– Neal Barclay
After putting Meridian over a barrel by publicly threatening in July 2020 to quit New Zealand, Rio Tinto extracted the country’s lowest power prices through to the end of 2024, in a deal to avoid suddenly throwing 1000-plus employees and contractors on the slag heap.
Meridian Energy swallowed a $60m per year cut to the price paid by Rio Tinto. The smelter now pays just $35 per megawatt/hr – less than a sixth of the average $224 wholesale price paid this year by other power customers. MBIE figures show residential consumers, by comparison, paid $293 per megawatt hour, including GST.
Rio Tinto reported that lower energy prices contributed to a US$43 million (NZ$61m) improvement to its first half earnings, citing the new agreement for electricity supply to New Zealand Aluminium Smelter.
As Meridian became better able to sell its electricity to the North Island, Barclay warned, that Rio Tinto deal would become marginal. “There might be a year or two when we’re effectively taking one for the team.”
The four year contract gave the Southland and New Zealand economies time to transition, but there would be little incentive for Meridian to renew it thereafter, he indicated. “Rio Tinto played a commercial card last year by cancelling our contract, and put us into a corner. So we negotiated the extended exit deal. But they’ve got no guaranteed supply beyond 2024 now; they’ve lost the option of being able to continue to operate in New Zealand.”

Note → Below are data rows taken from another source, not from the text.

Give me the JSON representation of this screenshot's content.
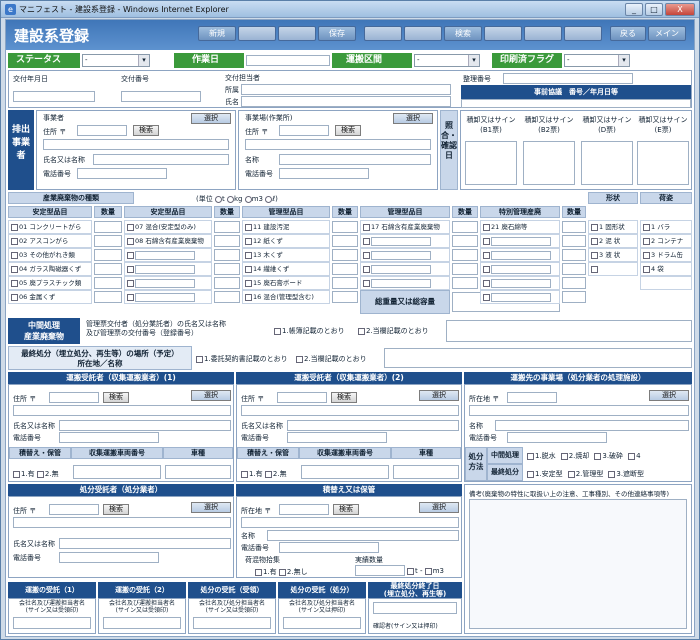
{
  "window": {
    "title": "マニフェスト - 建設系登録 - Windows Internet Explorer",
    "min": "_",
    "max": "□",
    "close": "X"
  },
  "header": {
    "app_title": "建設系登録",
    "new_label": "新規",
    "save_label": "保存",
    "search_label": "検索",
    "back_label": "戻る",
    "main_label": "メイン"
  },
  "statusbar": {
    "status_label": "ステータス",
    "date_label": "作業日",
    "section_label": "運搬区間",
    "print_label": "印刷済フラグ",
    "status_value": "-",
    "section_value": "-",
    "print_value": "-"
  },
  "issue": {
    "issue_date": "交付年月日",
    "issue_no": "交付番号",
    "person": "交付担当者",
    "dept": "所属",
    "name": "氏名",
    "ref_no": "整理番号",
    "contract": "事前協議　番号／年月日等"
  },
  "emitter": {
    "title_v": "排出事業者",
    "biz": "事業者",
    "addr": "住所 〒",
    "search": "検索",
    "select": "選択",
    "name_label": "氏名又は名称",
    "tel": "電話番号",
    "site": "事業場(作業所)",
    "site_addr": "住所 〒",
    "site_name": "名称",
    "site_tel": "電話番号",
    "site_select": "選択",
    "site_search": "検索"
  },
  "check": {
    "title_v": "照合・確認日",
    "cols": [
      "積卸又はサイン\n(B1票)",
      "積卸又はサイン\n(B2票)",
      "積卸又はサイン\n(D票)",
      "積卸又はサイン\n(E票)"
    ]
  },
  "waste": {
    "title": "産業廃棄物の種類",
    "unit_label": "(単位",
    "unit_t": "t",
    "unit_kg": "kg",
    "unit_m3": "m3",
    "unit_l": "ℓ)",
    "qty": "数量",
    "h_safe": "安定型品目",
    "h_manage": "管理型品目",
    "h_special": "特別管理産廃",
    "h_shape": "形状",
    "h_pack": "荷姿",
    "total": "総重量又は総容量",
    "col1": [
      "01 コンクリートがら",
      "02 アスコンがら",
      "03 その他がれき類",
      "04 ガラス陶磁器くず",
      "05 廃プラスチック類",
      "06 金属くず"
    ],
    "col2": [
      "07 混合(安定型のみ)",
      "08 石綿含有産業廃棄物"
    ],
    "col3": [
      "11 建設汚泥",
      "12 紙くず",
      "13 木くず",
      "14 繊維くず",
      "15 廃石膏ボード",
      "16 混合(管理型含む)"
    ],
    "col4": [
      "17 石綿含有産業廃棄物"
    ],
    "col5": [
      "21 廃石綿等"
    ],
    "shapes": [
      "1 固形状",
      "2 泥 状",
      "3 液 状"
    ],
    "packs": [
      "1 バラ",
      "2 コンテナ",
      "3 ドラム缶",
      "4 袋"
    ]
  },
  "intermediate": {
    "title": "中間処理\n産業廃棄物",
    "desc": "管理票交付者（処分業託者）の氏名又は名称\n及び管理票の交付番号（登録番号）",
    "opt1": "1.帳簿記載のとおり",
    "opt2": "2.当欄記載のとおり"
  },
  "final": {
    "title": "最終処分（埋立処分、再生等）の場所（予定）\n所在地／名称",
    "opt1": "1.委託契約書記載のとおり",
    "opt2": "2.当欄記載のとおり"
  },
  "transport1": {
    "title": "運搬受託者（収集運搬業者）(1)",
    "addr": "住所 〒",
    "search": "検索",
    "select": "選択",
    "name": "氏名又は名称",
    "tel": "電話番号",
    "transfer": "積替え・保管",
    "vehicle_no": "収集運搬車両番号",
    "vehicle": "車種",
    "opt_yes": "1.有",
    "opt_no": "2.無"
  },
  "transport2": {
    "title": "運搬受託者（収集運搬業者）(2)",
    "addr": "住所 〒",
    "search": "検索",
    "select": "選択",
    "name": "氏名又は名称",
    "tel": "電話番号",
    "transfer": "積替え・保管",
    "vehicle_no": "収集運搬車両番号",
    "vehicle": "車種",
    "opt_yes": "1.有",
    "opt_no": "2.無"
  },
  "destination": {
    "title": "運搬先の事業場（処分業者の処理施設）",
    "addr": "所在地 〒",
    "select": "選択",
    "name": "名称",
    "tel": "電話番号",
    "method": "処分方法",
    "mid": "中間処理",
    "final": "最終処分",
    "mid_opts": [
      "1.脱水",
      "2.焼却",
      "3.破砕",
      "4"
    ],
    "final_opts": [
      "1.安定型",
      "2.管理型",
      "3.遮断型"
    ]
  },
  "disposer": {
    "title": "処分受託者（処分業者）",
    "addr": "住所 〒",
    "search": "検索",
    "select": "選択",
    "name": "氏名又は名称",
    "tel": "電話番号"
  },
  "storage": {
    "title": "積替え又は保管",
    "addr": "所在地 〒",
    "search": "検索",
    "select": "選択",
    "name": "名称",
    "tel": "電話番号",
    "mixed": "荷混物拾集",
    "opt_yes": "1.有",
    "opt_no": "2.無し",
    "qty": "実績数量",
    "unit_t": "t",
    "unit_m3": "m3"
  },
  "remarks": {
    "label": "備考(廃棄物の特性に取扱い上の注意、工事種別、その他連絡事項等)"
  },
  "receipts": {
    "r1": "運搬の受託（1）",
    "r2": "運搬の受託（2）",
    "r3": "処分の受託（受領）",
    "r4": "処分の受託（処分）",
    "r5": "最終処分終了日\n(埋立処分、再生等)",
    "sub": "会社名及び運搬担当者名\n(サイン又は受領印)",
    "sub3": "会社名及び処分担当者名\n(サイン又は受領印)",
    "sub4": "会社名及び処分担当者名\n(サイン又は押印)",
    "sub5": "確認者(サイン又は押印)"
  }
}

Barclay pointed out that global aluminium prices had since gone up on the London Metal Exchange, and the outlook was strong. “I suspect there would be a degree of regret on their side. They’ve now got a very profitable facility. It’s only going to become more competitive in the future because it’s got such a green footprint because it gets the vast majority of its energy from renewable sources. On a global stage it will become more and more competitive – that’s how it appears to us.
“They may not be able to exist in New Zealand beyond 2024, even if they want to.”
“Until Meridian can demonstrate they’ve got an alternative that’s going to pay more, Rio Tinto is going to be very much part of the picture for the next decade. That’s my view.”
– Marc England, Genesis Energy
Barclay said Meridian’s plans for a large hydrogen production facility in Southland, to replace the smelter in 2025, would allow it to reduce demand quickly when the power was needed elsewhere in the country.
That responsiveness would combine with upgrades and changes to Transpower’s Southland network and Cook Strait cable, and the construction of a 100MW battery in the North Island to store the hydro electricity and feed it back into the North Island networks as needed.
“Because hydrogen production is a hugely flexible process,” Barclay said, “we think if we build that and contract the energy to that producer in the right way, we can get a big chunk of demand that can actually reduce production during dry winters, and give that power back to the rest of the customers in the grid.”
The company that has profited most from this year’s low hydro lakes appears to be Genesis Energy, which at times has had three of its 250MW coal-powered Rankine units running at Huntly power plant this winter. Coal power is expensive and dirty, so that has hiked up power prices for everyone – not least the environment.
Genesis chief executive Marc England said Meridian was upping the ante in negotiations with Rio Tinto, ahead of the end of the smelter contract in 2024. “I think if Rio have the capacity to pay more, they will pay more,” he told Newsroom. “And Neal will supply them. They’re too big a customer not too.
“They used to pay roughly $55 per megawatt hour. They’re now paying $35. They’ve got one over Meridian for the time being, but they’ll have capacity to pay more, and they will pay more.
“Until Meridian can demonstrate they’ve got an alternative that’s going to pay more, Rio Tinto is going to be very much part of the picture for the next decade. That’s my armchair observer view.”